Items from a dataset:
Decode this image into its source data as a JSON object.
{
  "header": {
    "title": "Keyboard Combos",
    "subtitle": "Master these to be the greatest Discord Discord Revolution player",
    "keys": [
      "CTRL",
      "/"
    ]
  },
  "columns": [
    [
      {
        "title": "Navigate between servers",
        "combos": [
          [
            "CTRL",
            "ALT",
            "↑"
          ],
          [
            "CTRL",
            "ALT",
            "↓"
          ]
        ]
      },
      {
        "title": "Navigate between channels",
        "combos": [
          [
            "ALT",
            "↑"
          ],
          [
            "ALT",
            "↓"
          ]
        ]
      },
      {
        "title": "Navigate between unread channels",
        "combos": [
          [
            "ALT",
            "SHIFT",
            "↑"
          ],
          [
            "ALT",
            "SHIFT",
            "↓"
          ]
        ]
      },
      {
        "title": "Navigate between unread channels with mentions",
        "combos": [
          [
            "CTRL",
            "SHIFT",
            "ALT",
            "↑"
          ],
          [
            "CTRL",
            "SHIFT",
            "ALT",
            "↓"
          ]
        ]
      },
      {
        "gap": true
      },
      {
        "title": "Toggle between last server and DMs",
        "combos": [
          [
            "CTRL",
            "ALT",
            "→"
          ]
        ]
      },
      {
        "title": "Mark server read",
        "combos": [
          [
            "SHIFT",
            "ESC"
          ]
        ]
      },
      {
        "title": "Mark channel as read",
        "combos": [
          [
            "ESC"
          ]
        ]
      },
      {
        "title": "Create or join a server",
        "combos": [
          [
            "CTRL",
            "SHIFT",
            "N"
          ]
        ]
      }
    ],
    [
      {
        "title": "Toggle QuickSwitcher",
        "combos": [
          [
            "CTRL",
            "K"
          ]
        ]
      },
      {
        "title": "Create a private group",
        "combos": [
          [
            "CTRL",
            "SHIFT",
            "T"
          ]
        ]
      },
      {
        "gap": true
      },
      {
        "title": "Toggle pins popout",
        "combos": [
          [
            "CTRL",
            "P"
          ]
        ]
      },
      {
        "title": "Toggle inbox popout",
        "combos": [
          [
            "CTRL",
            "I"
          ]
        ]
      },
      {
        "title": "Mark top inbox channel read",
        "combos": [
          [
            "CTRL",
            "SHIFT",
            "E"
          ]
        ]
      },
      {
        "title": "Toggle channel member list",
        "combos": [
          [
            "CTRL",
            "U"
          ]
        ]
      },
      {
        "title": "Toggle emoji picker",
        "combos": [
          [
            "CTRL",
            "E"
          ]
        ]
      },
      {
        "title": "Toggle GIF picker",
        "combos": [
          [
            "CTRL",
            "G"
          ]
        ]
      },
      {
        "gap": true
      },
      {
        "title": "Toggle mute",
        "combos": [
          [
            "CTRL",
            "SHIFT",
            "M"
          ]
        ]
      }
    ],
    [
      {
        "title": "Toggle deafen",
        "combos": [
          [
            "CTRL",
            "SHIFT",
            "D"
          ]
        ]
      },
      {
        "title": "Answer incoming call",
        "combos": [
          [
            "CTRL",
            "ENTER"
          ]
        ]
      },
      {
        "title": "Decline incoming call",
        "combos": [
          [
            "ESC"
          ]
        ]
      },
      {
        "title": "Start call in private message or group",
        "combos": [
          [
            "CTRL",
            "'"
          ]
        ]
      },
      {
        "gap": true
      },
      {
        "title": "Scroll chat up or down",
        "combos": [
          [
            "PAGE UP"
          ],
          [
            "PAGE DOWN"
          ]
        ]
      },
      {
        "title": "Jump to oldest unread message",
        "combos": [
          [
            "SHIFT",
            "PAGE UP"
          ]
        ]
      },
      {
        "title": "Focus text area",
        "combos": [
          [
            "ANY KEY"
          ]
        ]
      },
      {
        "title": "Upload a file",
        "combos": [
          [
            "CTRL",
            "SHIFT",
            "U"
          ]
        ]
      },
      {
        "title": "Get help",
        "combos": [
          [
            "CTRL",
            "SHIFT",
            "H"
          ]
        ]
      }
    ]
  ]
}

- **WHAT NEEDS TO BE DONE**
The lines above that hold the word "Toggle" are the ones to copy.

- **RESPONSE BELOW**
        "title": "Toggle between last server and DMs",
        "title": "Toggle QuickSwitcher",
        "title": "Toggle pins popout",
        "title": "Toggle inbox popout",
        "title": "Toggle channel member list",
        "title": "Toggle emoji picker",
        "title": "Toggle GIF picker",
        "title": "Toggle mute",
        "title": "Toggle deafen",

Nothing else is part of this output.